-------- Data excerpts --------
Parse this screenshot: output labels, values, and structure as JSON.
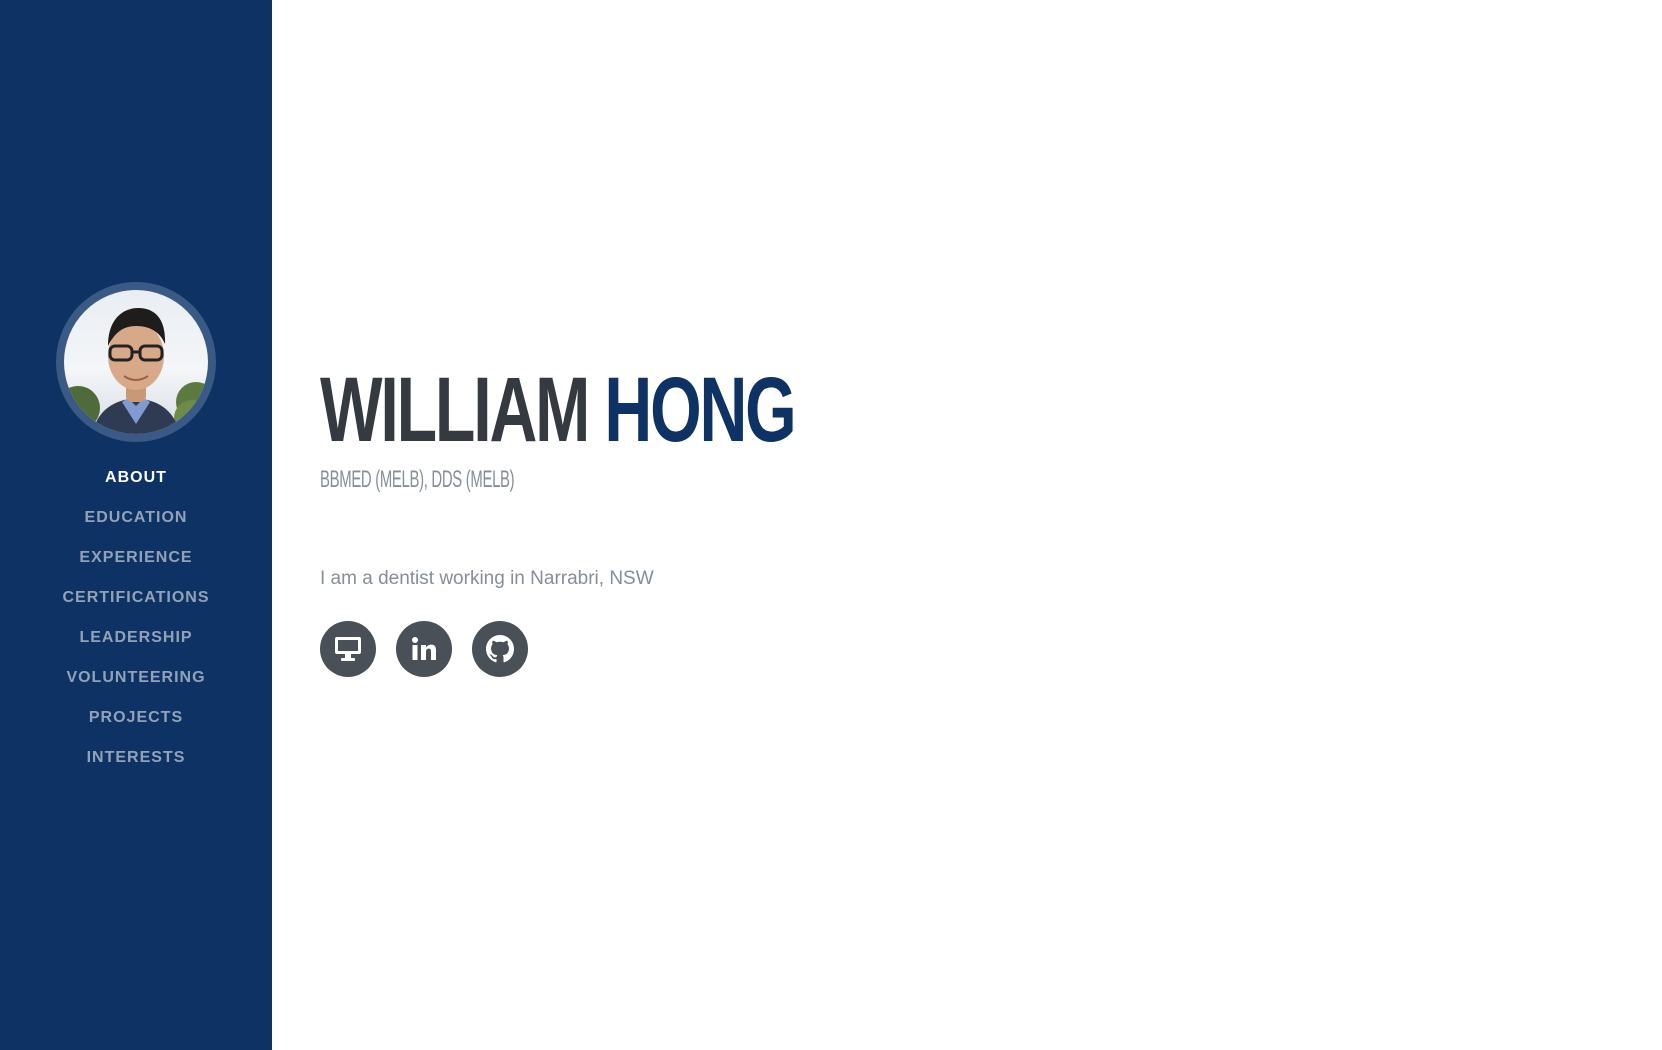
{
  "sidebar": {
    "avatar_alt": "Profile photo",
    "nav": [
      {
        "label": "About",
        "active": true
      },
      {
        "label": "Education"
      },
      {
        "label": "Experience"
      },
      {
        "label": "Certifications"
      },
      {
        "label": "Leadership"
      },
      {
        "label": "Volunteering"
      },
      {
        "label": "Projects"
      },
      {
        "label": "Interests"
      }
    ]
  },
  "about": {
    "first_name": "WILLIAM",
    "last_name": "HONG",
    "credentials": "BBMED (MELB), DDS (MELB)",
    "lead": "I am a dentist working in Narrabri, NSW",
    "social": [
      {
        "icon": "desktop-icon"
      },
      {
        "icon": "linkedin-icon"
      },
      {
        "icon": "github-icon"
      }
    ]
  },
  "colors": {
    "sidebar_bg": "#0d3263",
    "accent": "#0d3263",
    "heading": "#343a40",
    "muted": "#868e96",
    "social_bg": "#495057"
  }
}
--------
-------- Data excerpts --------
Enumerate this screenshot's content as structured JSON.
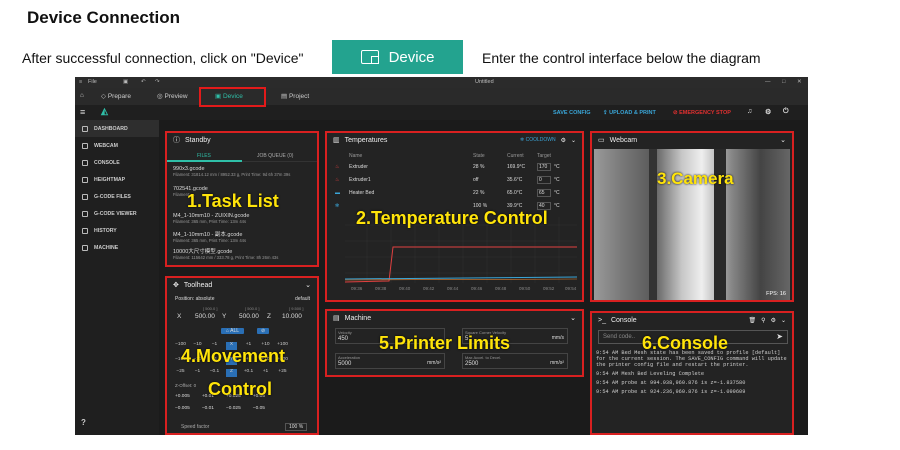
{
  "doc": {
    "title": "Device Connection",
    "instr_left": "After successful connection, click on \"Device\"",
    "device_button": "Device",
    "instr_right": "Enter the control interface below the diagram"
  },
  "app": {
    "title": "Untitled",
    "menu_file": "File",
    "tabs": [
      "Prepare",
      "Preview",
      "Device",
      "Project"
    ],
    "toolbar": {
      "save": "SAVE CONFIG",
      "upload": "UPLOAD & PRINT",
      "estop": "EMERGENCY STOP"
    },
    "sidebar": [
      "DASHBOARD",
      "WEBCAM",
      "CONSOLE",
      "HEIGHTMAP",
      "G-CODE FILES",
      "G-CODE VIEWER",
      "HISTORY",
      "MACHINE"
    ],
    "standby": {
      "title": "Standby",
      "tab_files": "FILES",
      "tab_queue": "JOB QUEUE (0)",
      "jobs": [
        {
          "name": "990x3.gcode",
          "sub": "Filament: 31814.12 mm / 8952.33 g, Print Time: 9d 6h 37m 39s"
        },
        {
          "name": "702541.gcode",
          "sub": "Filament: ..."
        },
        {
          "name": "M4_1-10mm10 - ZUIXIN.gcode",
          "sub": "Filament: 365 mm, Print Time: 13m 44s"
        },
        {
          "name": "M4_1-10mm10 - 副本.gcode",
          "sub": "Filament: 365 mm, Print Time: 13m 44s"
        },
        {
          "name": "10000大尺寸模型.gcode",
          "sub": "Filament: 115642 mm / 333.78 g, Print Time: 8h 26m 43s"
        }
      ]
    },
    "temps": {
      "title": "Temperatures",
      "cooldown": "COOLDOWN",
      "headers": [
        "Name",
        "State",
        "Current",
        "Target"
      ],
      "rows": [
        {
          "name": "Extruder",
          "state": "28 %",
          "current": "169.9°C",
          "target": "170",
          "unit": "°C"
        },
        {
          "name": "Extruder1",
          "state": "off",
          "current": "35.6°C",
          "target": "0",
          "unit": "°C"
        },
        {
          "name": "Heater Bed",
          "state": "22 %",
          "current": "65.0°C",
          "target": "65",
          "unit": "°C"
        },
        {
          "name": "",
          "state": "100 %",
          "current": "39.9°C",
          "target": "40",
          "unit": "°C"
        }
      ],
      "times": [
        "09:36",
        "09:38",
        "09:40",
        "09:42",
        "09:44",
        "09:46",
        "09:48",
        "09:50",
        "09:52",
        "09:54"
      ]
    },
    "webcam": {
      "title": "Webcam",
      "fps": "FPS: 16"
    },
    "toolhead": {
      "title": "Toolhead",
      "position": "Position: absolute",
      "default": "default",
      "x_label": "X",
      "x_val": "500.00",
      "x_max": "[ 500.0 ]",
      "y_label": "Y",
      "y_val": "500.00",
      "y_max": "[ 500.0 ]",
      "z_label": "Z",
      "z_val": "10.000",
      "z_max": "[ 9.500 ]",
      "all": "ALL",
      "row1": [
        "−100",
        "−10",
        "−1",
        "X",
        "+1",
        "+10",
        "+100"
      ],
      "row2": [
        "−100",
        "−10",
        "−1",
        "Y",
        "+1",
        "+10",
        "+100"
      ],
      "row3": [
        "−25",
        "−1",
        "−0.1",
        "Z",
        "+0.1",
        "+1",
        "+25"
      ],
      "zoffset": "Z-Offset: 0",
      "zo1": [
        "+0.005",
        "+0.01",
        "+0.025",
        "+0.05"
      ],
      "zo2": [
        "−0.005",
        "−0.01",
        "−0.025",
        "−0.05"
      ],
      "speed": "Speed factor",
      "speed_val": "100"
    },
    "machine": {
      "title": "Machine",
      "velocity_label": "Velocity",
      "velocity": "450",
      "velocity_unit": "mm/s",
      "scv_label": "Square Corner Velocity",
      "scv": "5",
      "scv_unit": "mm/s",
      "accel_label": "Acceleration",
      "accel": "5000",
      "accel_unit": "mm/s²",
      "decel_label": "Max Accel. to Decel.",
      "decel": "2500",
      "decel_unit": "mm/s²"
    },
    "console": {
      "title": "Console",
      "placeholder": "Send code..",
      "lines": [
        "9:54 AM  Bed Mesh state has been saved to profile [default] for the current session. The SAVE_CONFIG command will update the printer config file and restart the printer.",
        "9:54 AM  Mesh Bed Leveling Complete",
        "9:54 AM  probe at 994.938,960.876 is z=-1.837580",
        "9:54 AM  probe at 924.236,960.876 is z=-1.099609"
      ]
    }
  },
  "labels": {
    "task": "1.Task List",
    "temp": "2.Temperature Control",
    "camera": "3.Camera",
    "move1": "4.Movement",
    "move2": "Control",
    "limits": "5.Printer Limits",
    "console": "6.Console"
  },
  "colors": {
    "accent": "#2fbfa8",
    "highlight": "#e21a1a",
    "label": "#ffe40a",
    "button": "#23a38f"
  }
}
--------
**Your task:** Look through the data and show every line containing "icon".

**Task response:**
        "icon": "desktop-icon"
        "icon": "linkedin-icon"
        "icon": "github-icon"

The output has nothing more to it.